::: ENTRIES PROVIDED :::
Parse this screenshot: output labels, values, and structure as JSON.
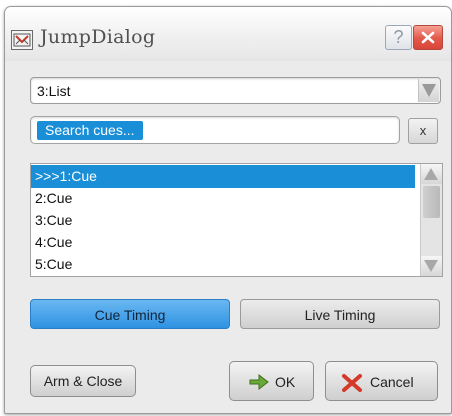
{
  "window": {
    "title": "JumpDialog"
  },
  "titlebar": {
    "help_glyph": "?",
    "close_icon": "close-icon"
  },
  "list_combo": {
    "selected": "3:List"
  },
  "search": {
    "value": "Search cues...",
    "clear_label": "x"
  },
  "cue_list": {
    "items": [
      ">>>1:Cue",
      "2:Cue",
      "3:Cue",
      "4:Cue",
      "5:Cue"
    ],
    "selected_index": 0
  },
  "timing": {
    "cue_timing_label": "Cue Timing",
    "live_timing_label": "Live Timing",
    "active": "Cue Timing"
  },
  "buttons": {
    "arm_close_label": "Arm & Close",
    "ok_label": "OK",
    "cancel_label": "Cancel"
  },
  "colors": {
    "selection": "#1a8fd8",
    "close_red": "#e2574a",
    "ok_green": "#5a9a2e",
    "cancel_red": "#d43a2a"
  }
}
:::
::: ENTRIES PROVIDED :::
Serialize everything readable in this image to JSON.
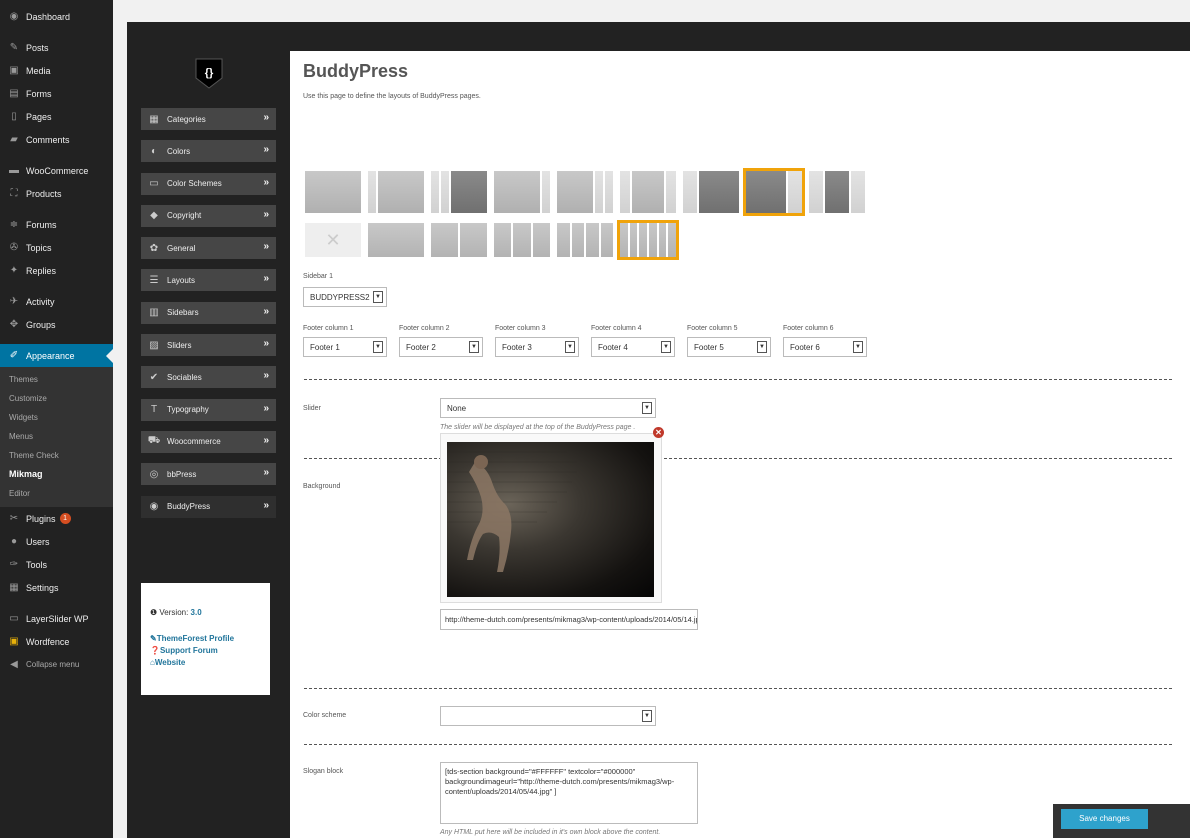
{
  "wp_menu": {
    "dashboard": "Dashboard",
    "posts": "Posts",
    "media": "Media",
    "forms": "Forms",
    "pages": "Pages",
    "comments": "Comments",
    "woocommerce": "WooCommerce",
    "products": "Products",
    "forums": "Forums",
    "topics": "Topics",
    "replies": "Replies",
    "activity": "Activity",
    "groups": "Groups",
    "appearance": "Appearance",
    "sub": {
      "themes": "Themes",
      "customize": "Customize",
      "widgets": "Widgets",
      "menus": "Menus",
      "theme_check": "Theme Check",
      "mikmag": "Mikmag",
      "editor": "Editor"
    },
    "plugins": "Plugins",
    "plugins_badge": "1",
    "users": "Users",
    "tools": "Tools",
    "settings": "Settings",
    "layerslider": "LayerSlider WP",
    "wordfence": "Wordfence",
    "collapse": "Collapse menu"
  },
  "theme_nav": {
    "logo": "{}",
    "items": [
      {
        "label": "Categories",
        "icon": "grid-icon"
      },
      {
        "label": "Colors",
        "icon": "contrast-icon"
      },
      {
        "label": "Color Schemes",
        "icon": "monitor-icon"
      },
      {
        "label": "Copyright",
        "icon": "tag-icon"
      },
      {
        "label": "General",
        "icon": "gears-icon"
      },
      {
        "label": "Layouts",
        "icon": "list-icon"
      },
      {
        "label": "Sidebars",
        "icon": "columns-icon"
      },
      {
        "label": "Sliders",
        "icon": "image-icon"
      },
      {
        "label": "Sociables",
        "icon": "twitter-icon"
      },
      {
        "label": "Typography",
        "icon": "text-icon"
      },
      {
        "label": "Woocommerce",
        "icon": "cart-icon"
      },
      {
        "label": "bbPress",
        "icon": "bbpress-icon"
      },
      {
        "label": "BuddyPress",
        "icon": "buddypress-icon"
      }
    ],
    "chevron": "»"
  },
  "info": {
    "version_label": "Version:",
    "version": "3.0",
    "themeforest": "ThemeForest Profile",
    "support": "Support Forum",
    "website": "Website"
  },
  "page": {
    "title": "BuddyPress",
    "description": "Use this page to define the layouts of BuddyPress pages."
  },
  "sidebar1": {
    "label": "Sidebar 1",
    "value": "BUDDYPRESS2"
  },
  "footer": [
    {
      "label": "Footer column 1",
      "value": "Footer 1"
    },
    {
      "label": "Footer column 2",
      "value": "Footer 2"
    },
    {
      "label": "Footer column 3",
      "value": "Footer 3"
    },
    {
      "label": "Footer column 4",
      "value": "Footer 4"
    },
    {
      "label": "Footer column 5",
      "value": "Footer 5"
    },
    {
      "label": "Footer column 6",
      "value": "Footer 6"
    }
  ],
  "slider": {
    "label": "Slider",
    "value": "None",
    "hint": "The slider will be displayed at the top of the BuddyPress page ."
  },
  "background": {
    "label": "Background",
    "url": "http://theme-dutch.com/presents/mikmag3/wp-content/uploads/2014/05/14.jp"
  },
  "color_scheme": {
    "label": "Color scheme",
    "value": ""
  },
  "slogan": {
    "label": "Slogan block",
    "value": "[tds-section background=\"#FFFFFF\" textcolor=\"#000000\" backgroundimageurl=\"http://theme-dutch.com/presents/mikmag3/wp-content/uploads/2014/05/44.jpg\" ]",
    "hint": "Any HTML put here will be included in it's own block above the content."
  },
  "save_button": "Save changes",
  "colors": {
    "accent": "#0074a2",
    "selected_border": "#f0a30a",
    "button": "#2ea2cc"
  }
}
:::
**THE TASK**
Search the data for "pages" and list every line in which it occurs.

**ANSWER FOR THIS EXERCISE**
    "pages": "Pages",
    "description": "Use this page to define the layouts of BuddyPress pages."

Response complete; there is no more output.